For several years now agricultural enterprises have experienced the impact of market globalisation. In major crops such as oilseed rape and wheat domestic market prices have long ceased to be determined solely by local market conditions.
Rye, however, still remains predominantly a regional product. The global exchange of goods and thus, its significance for price formation is still of great importance.
Consequently, a production that clearly exceeds human consumption quickly leads to decreasing prices.
Rye is increasingly accepted as animal feed. There is a constant demand for rye as foodstuff as it is very popular amongst consumers. Those who want to process and eat rye flour are also prepared to spend more money. If there is a shortage in supply the wheat price is no longer the benchmark and the consumer is prepared to pay prices above wheat level.
Consequently, rye prices cannot always be quoted on the basis of the wheat price. A reliable prediction is not possible. Various market analyses can help to form one‘s own opinion.
Marketing planning is not all about maximising sales. It is about choosing marketing and use strategies that cover costs and ensure liquidity. Especially as there are many possibilities to use rye the question of the best farmspecific utilisation strategy arises.

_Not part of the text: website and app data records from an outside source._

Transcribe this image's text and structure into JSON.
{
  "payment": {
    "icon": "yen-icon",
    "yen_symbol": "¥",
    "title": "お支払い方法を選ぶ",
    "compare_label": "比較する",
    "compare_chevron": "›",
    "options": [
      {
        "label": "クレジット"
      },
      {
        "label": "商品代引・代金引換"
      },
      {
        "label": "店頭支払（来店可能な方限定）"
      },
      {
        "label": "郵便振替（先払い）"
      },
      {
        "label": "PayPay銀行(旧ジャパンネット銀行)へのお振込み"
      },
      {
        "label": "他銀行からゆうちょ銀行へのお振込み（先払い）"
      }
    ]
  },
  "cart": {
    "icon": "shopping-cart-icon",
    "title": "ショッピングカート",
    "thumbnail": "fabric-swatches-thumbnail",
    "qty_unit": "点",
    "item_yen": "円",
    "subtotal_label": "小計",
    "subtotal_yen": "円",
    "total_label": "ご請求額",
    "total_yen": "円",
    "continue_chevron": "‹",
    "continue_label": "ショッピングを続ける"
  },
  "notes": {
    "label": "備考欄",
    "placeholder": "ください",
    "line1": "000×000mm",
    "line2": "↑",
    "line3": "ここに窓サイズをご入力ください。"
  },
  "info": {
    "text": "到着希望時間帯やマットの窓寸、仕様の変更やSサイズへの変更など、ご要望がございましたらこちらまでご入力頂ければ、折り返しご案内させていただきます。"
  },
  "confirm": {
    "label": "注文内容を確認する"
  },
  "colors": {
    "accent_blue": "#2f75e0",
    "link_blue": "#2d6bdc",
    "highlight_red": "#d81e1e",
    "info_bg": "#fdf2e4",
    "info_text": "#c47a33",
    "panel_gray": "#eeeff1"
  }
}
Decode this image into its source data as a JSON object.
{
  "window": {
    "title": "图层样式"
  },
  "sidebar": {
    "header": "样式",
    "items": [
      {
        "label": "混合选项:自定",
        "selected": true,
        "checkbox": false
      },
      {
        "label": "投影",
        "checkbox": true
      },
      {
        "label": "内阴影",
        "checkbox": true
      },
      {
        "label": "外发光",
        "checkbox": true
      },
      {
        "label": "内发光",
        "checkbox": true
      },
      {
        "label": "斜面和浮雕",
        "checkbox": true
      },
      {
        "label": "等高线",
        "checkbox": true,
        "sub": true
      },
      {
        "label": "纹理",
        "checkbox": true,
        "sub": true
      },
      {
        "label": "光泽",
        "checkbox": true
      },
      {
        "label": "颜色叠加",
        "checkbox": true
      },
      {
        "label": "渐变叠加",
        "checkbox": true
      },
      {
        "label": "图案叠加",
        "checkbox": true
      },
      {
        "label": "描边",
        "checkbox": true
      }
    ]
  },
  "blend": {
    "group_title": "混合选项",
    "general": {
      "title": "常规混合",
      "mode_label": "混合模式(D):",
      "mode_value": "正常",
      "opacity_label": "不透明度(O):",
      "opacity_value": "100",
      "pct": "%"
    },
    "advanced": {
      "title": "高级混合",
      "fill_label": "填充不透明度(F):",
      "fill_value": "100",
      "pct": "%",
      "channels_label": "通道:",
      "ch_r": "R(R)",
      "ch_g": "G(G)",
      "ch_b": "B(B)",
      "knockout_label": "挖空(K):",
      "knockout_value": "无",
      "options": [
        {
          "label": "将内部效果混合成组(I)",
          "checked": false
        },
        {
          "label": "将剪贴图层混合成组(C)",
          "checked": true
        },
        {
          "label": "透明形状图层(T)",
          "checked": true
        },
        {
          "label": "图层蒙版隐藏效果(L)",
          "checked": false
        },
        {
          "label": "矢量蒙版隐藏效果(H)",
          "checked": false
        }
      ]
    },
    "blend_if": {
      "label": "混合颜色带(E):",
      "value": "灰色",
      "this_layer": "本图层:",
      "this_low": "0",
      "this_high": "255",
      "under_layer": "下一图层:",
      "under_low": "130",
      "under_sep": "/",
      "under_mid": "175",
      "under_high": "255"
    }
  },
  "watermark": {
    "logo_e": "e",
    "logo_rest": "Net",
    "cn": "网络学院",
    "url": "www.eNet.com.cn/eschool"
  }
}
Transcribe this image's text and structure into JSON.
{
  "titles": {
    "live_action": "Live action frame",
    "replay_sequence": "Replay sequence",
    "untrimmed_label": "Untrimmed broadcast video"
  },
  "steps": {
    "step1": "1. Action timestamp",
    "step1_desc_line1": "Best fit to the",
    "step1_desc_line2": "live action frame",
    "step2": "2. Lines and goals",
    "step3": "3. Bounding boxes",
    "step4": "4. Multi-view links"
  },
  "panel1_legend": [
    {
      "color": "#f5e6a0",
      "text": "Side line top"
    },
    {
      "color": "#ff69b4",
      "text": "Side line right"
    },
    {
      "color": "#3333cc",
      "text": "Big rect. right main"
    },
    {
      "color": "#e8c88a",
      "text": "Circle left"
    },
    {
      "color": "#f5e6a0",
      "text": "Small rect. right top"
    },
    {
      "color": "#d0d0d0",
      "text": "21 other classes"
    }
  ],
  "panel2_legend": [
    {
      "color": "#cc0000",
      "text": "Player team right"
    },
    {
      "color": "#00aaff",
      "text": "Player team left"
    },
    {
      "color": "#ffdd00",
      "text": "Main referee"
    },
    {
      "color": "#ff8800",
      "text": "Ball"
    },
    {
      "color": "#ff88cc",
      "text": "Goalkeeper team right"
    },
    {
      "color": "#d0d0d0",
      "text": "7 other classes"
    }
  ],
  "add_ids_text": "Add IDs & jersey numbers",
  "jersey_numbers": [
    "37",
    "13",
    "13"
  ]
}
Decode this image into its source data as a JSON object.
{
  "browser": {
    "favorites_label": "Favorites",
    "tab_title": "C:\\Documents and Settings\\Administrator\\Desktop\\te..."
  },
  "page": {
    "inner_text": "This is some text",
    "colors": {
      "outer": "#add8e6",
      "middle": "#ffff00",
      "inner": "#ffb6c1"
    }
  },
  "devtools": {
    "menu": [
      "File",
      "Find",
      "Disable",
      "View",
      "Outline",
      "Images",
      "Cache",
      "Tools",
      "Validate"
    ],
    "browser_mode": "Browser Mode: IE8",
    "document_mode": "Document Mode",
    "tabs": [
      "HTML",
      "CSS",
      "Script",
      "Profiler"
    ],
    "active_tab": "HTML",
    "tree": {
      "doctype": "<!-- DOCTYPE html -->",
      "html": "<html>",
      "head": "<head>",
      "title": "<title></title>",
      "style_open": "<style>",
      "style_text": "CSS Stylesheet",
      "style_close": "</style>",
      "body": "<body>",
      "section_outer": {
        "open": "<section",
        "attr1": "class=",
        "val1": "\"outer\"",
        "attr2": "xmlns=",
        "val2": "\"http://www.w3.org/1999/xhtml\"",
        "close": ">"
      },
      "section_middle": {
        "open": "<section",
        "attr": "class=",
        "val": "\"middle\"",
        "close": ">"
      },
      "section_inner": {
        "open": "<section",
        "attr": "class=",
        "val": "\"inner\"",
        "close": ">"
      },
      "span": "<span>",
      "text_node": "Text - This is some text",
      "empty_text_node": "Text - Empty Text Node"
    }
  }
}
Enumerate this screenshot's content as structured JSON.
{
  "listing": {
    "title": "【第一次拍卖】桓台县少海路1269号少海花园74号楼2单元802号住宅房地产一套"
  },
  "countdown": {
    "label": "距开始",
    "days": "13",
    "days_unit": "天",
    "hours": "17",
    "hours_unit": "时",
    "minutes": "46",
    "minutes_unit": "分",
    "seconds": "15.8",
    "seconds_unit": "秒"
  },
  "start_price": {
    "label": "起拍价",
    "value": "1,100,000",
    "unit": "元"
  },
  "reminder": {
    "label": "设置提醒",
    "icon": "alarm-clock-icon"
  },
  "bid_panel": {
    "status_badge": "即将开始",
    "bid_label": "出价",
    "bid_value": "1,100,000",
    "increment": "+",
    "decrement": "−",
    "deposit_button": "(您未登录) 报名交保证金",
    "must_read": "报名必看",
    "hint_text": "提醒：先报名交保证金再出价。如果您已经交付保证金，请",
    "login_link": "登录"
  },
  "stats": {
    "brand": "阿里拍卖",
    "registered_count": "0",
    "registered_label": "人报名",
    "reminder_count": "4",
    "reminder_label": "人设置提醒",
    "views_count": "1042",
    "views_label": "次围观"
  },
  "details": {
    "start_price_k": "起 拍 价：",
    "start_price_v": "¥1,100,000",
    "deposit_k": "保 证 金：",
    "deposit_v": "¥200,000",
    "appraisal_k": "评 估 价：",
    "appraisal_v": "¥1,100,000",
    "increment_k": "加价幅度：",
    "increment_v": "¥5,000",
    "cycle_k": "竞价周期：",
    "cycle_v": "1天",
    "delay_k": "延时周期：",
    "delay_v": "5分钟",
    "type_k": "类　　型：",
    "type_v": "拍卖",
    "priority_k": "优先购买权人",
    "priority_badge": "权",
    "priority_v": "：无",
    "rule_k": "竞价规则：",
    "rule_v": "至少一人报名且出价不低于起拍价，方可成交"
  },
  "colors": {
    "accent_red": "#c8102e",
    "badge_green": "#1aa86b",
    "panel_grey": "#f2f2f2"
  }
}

Feeding or Selling
Like anything else, when goods are sold there are advantages and disadvantages to every marketing strategy.
Timing of sales depends very much on operational factors like liquidity, risk and storage capacity. Rye is often sold at harvest due to lacking storage capacity. There is no sales volume risk but there is the risk of price volatility. Prices at harvest are often affected by harvest conditions. Storing rye should be considered if storage facilities are available. Livestock farms have to decide whether to feed or sell their home-grown rye or to purchase rye for feeding. There is a simple method to approach this topic – the calculation of the reference value (value for money according to Löhr). The calculation of the exchange value refers to energy density and the first limiting amino acid, the digestible lysine as well as the current market price.
Example: At a wheat market price of 180.0 Euro/t the exchange value of rye is 175.5 Euro/t. At this price rye is equivalent in regard to the main feed value characteristics. If the market price is higher rye should be sold. The average price difference is rather at 20 to 30 Euro/t. In pig fattening it makes sense in any case to feed home-grown rye in order to save feed costs.